■ **Exercise requirements**
Although the entries contain pictures, copy only their text, exactly as written.

■ **Exercise data**
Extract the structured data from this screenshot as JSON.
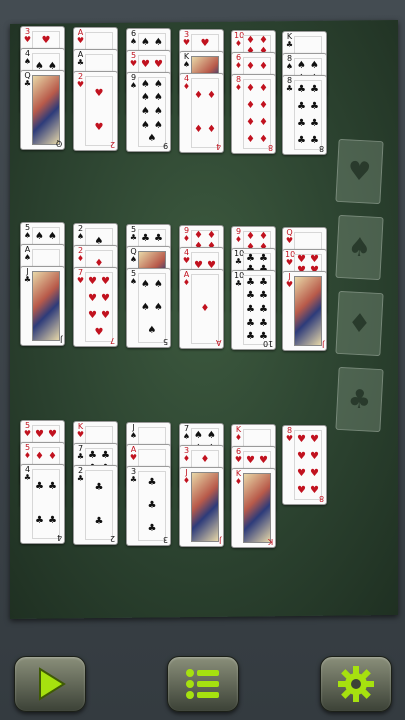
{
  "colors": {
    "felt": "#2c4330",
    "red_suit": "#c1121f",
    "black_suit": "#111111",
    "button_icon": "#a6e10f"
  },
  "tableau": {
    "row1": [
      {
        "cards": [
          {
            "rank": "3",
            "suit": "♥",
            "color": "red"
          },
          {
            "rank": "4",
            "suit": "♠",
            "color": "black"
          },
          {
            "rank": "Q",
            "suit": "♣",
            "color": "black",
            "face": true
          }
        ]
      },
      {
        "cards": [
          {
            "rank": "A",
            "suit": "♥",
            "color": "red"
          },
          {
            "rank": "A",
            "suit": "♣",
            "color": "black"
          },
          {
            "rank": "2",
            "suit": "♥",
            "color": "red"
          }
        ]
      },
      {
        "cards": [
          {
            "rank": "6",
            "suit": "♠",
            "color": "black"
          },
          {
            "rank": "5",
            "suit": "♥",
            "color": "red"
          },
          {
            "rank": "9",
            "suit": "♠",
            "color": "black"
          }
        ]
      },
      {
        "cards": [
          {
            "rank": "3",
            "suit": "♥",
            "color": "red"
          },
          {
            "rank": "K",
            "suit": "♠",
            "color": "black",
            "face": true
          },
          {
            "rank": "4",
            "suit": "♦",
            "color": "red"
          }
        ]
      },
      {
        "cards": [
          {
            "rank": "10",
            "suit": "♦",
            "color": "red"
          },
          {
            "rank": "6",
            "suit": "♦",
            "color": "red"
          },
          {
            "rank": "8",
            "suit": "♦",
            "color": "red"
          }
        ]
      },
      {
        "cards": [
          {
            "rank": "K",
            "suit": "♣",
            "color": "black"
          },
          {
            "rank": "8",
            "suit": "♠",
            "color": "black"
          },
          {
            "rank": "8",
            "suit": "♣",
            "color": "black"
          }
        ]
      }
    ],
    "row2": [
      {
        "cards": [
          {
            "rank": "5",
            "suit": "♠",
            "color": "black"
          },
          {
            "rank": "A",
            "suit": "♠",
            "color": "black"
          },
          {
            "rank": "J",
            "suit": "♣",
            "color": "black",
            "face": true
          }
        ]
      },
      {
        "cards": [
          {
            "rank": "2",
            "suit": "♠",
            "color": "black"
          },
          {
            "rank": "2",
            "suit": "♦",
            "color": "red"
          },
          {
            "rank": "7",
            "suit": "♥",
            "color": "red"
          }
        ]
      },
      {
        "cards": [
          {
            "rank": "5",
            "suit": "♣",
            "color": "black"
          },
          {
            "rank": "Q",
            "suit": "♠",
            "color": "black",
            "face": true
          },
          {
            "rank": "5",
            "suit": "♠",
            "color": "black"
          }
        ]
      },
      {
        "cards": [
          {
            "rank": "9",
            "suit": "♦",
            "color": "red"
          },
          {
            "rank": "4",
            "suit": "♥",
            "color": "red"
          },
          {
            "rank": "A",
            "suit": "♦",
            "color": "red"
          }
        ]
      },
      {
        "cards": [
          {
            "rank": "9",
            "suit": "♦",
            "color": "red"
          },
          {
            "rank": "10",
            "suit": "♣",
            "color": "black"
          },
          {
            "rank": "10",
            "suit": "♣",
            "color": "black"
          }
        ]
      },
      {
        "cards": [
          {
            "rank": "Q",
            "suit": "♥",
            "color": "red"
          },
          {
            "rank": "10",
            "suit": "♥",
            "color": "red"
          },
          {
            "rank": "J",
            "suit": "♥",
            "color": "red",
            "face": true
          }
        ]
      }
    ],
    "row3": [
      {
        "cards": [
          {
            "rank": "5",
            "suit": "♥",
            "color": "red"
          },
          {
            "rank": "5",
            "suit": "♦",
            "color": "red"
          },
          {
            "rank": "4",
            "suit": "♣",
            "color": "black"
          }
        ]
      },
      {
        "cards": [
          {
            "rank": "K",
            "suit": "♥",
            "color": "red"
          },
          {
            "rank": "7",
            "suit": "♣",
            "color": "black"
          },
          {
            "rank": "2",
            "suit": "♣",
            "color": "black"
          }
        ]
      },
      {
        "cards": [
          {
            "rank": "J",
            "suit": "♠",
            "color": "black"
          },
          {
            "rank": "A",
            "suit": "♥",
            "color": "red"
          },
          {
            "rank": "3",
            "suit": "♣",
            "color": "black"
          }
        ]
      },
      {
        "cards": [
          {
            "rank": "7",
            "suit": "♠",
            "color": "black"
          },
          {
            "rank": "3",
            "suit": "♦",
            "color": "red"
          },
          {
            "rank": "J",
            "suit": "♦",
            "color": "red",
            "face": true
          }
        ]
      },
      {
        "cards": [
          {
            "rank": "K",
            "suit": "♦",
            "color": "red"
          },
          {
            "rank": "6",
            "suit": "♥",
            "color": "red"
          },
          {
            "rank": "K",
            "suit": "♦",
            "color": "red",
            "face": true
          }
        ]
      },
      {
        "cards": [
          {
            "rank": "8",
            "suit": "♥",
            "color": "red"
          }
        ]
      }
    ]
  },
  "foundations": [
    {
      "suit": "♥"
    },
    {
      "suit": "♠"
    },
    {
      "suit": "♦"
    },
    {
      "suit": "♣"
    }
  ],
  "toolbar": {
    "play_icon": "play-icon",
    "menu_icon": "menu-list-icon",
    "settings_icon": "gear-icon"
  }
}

■ **Exercise response**
Extract the structured data from this screenshot as JSON.
{
  "colors": {
    "felt": "#2c4330",
    "red_suit": "#c1121f",
    "black_suit": "#111111",
    "button_icon": "#a6e10f"
  },
  "tableau": {
    "row1": [
      {
        "cards": [
          {
            "rank": "3",
            "suit": "♥",
            "color": "red"
          },
          {
            "rank": "4",
            "suit": "♠",
            "color": "black"
          },
          {
            "rank": "Q",
            "suit": "♣",
            "color": "black",
            "face": true
          }
        ]
      },
      {
        "cards": [
          {
            "rank": "A",
            "suit": "♥",
            "color": "red"
          },
          {
            "rank": "A",
            "suit": "♣",
            "color": "black"
          },
          {
            "rank": "2",
            "suit": "♥",
            "color": "red"
          }
        ]
      },
      {
        "cards": [
          {
            "rank": "6",
            "suit": "♠",
            "color": "black"
          },
          {
            "rank": "5",
            "suit": "♥",
            "color": "red"
          },
          {
            "rank": "9",
            "suit": "♠",
            "color": "black"
          }
        ]
      },
      {
        "cards": [
          {
            "rank": "3",
            "suit": "♥",
            "color": "red"
          },
          {
            "rank": "K",
            "suit": "♠",
            "color": "black",
            "face": true
          },
          {
            "rank": "4",
            "suit": "♦",
            "color": "red"
          }
        ]
      },
      {
        "cards": [
          {
            "rank": "10",
            "suit": "♦",
            "color": "red"
          },
          {
            "rank": "6",
            "suit": "♦",
            "color": "red"
          },
          {
            "rank": "8",
            "suit": "♦",
            "color": "red"
          }
        ]
      },
      {
        "cards": [
          {
            "rank": "K",
            "suit": "♣",
            "color": "black"
          },
          {
            "rank": "8",
            "suit": "♠",
            "color": "black"
          },
          {
            "rank": "8",
            "suit": "♣",
            "color": "black"
          }
        ]
      }
    ],
    "row2": [
      {
        "cards": [
          {
            "rank": "5",
            "suit": "♠",
            "color": "black"
          },
          {
            "rank": "A",
            "suit": "♠",
            "color": "black"
          },
          {
            "rank": "J",
            "suit": "♣",
            "color": "black",
            "face": true
          }
        ]
      },
      {
        "cards": [
          {
            "rank": "2",
            "suit": "♠",
            "color": "black"
          },
          {
            "rank": "2",
            "suit": "♦",
            "color": "red"
          },
          {
            "rank": "7",
            "suit": "♥",
            "color": "red"
          }
        ]
      },
      {
        "cards": [
          {
            "rank": "5",
            "suit": "♣",
            "color": "black"
          },
          {
            "rank": "Q",
            "suit": "♠",
            "color": "black",
            "face": true
          },
          {
            "rank": "5",
            "suit": "♠",
            "color": "black"
          }
        ]
      },
      {
        "cards": [
          {
            "rank": "9",
            "suit": "♦",
            "color": "red"
          },
          {
            "rank": "4",
            "suit": "♥",
            "color": "red"
          },
          {
            "rank": "A",
            "suit": "♦",
            "color": "red"
          }
        ]
      },
      {
        "cards": [
          {
            "rank": "9",
            "suit": "♦",
            "color": "red"
          },
          {
            "rank": "10",
            "suit": "♣",
            "color": "black"
          },
          {
            "rank": "10",
            "suit": "♣",
            "color": "black"
          }
        ]
      },
      {
        "cards": [
          {
            "rank": "Q",
            "suit": "♥",
            "color": "red"
          },
          {
            "rank": "10",
            "suit": "♥",
            "color": "red"
          },
          {
            "rank": "J",
            "suit": "♥",
            "color": "red",
            "face": true
          }
        ]
      }
    ],
    "row3": [
      {
        "cards": [
          {
            "rank": "5",
            "suit": "♥",
            "color": "red"
          },
          {
            "rank": "5",
            "suit": "♦",
            "color": "red"
          },
          {
            "rank": "4",
            "suit": "♣",
            "color": "black"
          }
        ]
      },
      {
        "cards": [
          {
            "rank": "K",
            "suit": "♥",
            "color": "red"
          },
          {
            "rank": "7",
            "suit": "♣",
            "color": "black"
          },
          {
            "rank": "2",
            "suit": "♣",
            "color": "black"
          }
        ]
      },
      {
        "cards": [
          {
            "rank": "J",
            "suit": "♠",
            "color": "black"
          },
          {
            "rank": "A",
            "suit": "♥",
            "color": "red"
          },
          {
            "rank": "3",
            "suit": "♣",
            "color": "black"
          }
        ]
      },
      {
        "cards": [
          {
            "rank": "7",
            "suit": "♠",
            "color": "black"
          },
          {
            "rank": "3",
            "suit": "♦",
            "color": "red"
          },
          {
            "rank": "J",
            "suit": "♦",
            "color": "red",
            "face": true
          }
        ]
      },
      {
        "cards": [
          {
            "rank": "K",
            "suit": "♦",
            "color": "red"
          },
          {
            "rank": "6",
            "suit": "♥",
            "color": "red"
          },
          {
            "rank": "K",
            "suit": "♦",
            "color": "red",
            "face": true
          }
        ]
      },
      {
        "cards": [
          {
            "rank": "8",
            "suit": "♥",
            "color": "red"
          }
        ]
      }
    ]
  },
  "foundations": [
    {
      "suit": "♥"
    },
    {
      "suit": "♠"
    },
    {
      "suit": "♦"
    },
    {
      "suit": "♣"
    }
  ],
  "toolbar": {
    "play_icon": "play-icon",
    "menu_icon": "menu-list-icon",
    "settings_icon": "gear-icon"
  }
}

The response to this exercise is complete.